**WORK TASK**
Where a line of the data holds the word "subtitle", copy that line.

**EXTRACTED INFORMATION**
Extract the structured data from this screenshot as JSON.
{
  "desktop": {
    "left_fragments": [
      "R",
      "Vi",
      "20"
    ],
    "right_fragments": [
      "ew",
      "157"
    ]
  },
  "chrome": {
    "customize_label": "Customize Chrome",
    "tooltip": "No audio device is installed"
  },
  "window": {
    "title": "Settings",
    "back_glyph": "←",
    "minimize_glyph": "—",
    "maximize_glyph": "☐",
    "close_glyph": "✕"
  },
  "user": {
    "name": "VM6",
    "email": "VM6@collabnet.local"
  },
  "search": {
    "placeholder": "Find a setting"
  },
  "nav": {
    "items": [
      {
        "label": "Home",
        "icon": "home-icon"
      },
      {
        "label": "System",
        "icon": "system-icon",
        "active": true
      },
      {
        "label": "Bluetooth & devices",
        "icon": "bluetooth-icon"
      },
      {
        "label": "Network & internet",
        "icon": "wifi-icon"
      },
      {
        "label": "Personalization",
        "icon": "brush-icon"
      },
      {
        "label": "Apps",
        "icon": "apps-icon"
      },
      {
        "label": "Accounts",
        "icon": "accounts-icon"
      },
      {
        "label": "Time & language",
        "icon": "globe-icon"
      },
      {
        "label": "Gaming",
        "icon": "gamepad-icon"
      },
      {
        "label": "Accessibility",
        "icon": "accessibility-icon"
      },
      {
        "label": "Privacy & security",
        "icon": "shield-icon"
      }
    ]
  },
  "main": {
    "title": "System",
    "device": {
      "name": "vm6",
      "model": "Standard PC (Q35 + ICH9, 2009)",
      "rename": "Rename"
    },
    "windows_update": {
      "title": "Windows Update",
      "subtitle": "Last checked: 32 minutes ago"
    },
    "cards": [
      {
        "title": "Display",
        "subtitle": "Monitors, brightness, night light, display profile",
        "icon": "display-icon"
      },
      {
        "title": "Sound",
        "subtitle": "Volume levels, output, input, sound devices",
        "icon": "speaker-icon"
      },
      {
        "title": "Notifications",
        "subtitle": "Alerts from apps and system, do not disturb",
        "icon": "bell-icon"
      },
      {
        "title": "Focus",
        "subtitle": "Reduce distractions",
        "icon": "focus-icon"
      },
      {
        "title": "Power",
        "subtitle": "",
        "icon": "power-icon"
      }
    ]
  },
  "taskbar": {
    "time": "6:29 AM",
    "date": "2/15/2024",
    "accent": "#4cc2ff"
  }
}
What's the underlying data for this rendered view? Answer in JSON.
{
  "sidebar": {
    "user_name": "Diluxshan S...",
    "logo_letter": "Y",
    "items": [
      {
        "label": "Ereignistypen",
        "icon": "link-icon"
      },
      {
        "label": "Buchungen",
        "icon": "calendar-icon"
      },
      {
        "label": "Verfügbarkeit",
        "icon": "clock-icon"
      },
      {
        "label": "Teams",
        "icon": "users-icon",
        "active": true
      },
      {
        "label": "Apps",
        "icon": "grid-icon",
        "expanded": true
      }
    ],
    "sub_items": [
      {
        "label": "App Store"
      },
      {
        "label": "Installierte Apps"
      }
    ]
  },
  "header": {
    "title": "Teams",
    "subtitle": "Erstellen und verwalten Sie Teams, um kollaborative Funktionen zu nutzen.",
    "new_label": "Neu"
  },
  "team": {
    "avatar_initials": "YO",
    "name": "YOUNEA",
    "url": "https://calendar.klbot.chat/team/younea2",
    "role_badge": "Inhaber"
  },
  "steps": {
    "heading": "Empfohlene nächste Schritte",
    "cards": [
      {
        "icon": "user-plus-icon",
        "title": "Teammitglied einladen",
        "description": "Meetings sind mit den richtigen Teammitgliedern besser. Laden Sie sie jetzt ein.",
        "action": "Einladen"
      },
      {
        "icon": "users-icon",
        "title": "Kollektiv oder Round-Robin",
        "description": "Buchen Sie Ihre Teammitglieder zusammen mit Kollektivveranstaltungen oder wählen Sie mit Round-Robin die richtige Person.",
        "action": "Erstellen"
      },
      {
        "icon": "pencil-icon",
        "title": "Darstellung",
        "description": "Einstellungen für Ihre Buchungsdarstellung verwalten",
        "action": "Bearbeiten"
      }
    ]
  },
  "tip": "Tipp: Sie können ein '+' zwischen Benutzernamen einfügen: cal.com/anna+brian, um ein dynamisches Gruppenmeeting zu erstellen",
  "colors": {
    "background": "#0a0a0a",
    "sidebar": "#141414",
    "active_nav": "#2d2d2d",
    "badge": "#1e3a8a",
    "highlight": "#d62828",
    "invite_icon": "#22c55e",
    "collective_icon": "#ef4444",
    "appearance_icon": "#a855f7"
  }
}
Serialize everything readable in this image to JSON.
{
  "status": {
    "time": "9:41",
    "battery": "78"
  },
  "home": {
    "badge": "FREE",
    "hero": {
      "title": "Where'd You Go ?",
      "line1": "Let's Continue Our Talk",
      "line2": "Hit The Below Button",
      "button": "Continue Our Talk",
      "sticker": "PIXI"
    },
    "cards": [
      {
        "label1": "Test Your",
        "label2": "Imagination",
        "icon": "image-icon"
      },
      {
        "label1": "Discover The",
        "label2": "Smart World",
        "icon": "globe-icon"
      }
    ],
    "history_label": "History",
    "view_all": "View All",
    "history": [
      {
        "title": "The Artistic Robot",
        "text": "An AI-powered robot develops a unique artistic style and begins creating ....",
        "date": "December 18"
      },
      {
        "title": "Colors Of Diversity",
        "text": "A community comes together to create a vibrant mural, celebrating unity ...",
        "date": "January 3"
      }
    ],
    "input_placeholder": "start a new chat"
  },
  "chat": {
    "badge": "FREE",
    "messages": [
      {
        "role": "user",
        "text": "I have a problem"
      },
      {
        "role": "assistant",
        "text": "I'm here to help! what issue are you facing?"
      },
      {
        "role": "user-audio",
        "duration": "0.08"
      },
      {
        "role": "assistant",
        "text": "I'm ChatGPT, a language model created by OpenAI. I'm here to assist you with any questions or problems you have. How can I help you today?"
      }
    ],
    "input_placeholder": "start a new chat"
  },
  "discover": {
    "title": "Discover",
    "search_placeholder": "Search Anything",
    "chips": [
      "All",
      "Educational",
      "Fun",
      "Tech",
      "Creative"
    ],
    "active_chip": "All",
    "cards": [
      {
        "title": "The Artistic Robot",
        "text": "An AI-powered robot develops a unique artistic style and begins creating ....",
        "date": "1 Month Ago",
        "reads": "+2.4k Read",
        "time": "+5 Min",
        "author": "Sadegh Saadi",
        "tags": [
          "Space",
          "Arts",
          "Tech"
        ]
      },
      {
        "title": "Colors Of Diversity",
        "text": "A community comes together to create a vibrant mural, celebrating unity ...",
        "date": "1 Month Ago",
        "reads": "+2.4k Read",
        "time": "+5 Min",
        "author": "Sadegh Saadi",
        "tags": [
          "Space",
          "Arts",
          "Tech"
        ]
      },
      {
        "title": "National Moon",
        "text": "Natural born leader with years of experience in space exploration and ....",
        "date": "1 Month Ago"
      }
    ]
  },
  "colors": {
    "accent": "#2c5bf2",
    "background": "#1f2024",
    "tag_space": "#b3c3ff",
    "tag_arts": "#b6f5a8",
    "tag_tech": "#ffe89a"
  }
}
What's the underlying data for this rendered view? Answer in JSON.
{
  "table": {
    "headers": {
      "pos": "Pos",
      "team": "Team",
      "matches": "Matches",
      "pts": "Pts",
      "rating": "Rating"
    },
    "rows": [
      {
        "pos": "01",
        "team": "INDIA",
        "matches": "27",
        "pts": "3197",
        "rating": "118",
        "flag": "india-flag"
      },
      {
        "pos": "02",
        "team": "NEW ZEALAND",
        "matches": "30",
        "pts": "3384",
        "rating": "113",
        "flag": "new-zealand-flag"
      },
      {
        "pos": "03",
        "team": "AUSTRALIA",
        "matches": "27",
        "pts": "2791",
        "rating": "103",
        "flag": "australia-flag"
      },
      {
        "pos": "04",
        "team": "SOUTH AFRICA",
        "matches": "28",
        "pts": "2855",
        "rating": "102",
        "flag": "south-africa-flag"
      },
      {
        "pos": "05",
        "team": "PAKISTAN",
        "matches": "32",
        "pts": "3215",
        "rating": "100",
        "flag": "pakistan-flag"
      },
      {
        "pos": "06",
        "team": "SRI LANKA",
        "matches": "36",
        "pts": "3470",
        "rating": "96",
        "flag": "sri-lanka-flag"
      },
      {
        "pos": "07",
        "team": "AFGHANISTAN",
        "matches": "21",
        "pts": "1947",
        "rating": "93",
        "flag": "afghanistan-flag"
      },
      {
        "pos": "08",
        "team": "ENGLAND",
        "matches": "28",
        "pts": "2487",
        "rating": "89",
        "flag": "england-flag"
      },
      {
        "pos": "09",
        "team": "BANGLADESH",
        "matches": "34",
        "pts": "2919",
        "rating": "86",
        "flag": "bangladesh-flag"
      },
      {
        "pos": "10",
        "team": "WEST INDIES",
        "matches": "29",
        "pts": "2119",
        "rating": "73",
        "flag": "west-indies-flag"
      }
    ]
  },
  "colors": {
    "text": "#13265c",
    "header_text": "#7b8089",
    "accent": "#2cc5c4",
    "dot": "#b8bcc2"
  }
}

**RESULT OF THIS TASK**
      "subtitle": "Last checked: 32 minutes ago"
        "subtitle": "Monitors, brightness, night light, display profile",
        "subtitle": "Volume levels, output, input, sound devices",
        "subtitle": "Alerts from apps and system, do not disturb",
        "subtitle": "Reduce distractions",
        "subtitle": "",
    "subtitle": "Erstellen und verwalten Sie Teams, um kollaborative Funktionen zu nutzen.",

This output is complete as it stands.